Canning jars we’ll want when we go full-hog gardening can be used to hold storage foods we repackage, or small items like gauze, band-aids, exam/handling gloves, hankies, or water. And then we stack them up, throw some salvaged panel on top, and have ourselves a workstation. Or, top that with some salvaged curtains or sheets, and we have an indoor side table, desk or counter.
Filing cabinets are storage or come apart to be planters. DVD racks and wire shelving are outdoor planter shelves, or supports for winter hoop plastic or floating row cover.
Set up two and top with a salvaged door or shipping pallet boards we’ve remanufactured into a sturdy two-ply shingle, and we have either a desk, a work counter, grow space for sprouts or shallow-rooted plants, or a hollow we can use to store larger, odd-shaped items. With tall ones, we can suspend hooks for line or a curtain rod/straight-ish limb and hang clothing or shoe/hat organizers to keep supplies or seasonal gear accessible and organized. Pretty up either with salvaged blankets, strips of discard from lampshade and couch manufacturers, raw cloth bolts, or split pillowcases hung like curtains.
The possibilities for a resourceful raccoon are pretty endless.

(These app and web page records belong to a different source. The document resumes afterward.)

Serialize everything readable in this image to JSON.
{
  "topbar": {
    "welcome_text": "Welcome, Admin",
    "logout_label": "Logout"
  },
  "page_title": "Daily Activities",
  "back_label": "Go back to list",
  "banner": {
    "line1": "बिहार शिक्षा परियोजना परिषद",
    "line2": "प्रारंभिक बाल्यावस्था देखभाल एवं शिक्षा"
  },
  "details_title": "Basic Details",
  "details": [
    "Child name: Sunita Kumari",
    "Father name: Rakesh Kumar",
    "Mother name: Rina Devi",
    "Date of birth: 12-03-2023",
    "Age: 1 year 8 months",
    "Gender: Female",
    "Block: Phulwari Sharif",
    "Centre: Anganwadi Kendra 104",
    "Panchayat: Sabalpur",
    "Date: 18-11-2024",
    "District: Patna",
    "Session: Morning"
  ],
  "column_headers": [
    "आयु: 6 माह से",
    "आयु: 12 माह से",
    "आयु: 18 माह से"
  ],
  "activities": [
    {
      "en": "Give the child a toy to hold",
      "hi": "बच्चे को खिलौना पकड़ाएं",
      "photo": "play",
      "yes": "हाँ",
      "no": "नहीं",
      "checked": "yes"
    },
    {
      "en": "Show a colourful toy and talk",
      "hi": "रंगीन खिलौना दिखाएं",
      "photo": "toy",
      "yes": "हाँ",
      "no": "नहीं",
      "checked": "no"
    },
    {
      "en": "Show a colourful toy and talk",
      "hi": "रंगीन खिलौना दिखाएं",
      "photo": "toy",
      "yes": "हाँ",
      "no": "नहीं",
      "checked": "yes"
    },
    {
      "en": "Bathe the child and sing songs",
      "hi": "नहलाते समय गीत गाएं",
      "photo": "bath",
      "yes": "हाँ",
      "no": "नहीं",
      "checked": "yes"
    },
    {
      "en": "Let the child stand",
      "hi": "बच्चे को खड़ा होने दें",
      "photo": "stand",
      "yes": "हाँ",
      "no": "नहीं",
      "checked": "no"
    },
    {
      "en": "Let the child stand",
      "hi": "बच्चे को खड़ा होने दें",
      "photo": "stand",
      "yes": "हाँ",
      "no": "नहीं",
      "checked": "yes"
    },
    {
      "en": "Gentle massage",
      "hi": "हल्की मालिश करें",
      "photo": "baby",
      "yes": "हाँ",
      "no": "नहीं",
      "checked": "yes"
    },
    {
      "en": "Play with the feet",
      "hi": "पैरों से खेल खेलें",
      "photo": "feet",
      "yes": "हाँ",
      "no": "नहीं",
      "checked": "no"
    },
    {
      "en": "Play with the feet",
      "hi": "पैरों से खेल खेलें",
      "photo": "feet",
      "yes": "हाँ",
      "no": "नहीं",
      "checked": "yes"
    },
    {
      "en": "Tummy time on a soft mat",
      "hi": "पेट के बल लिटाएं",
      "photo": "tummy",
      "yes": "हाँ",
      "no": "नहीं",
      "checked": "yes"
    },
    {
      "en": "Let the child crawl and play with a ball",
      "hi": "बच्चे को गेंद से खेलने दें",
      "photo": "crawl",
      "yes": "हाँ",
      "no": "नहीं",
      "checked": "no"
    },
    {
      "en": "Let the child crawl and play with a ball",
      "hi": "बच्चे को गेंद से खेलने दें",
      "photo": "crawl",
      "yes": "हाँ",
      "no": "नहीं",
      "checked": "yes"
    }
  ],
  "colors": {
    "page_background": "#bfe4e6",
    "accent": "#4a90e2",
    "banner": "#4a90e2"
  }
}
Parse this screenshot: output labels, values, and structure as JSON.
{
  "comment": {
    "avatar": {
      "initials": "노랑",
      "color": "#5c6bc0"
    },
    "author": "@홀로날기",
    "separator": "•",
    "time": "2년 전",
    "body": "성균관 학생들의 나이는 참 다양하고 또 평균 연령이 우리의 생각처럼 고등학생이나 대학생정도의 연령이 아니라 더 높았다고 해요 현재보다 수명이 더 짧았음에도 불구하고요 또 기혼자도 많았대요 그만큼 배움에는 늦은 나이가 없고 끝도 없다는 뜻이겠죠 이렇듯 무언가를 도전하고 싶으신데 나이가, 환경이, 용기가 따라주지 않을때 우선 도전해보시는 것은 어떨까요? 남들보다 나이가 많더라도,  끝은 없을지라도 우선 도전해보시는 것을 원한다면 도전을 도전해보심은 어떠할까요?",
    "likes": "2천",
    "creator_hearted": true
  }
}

From where we get items to how we use them, rethinking our supply sources can save a lot of money and keep those supplies neater, more organized, and easier to use — and commonly, hidden in plain sight.
Developing and nurturing that flexible, versatile mindset and DIY can-do mentalities will serve us well all on its own.
It’s contagious, and it spreads through all aspects of our lives. We’ll stop seeing only an as-is item and start seeing ways to adapt and overcome, not just surviving but thriving no matter what comes, just like that canny North American rodent.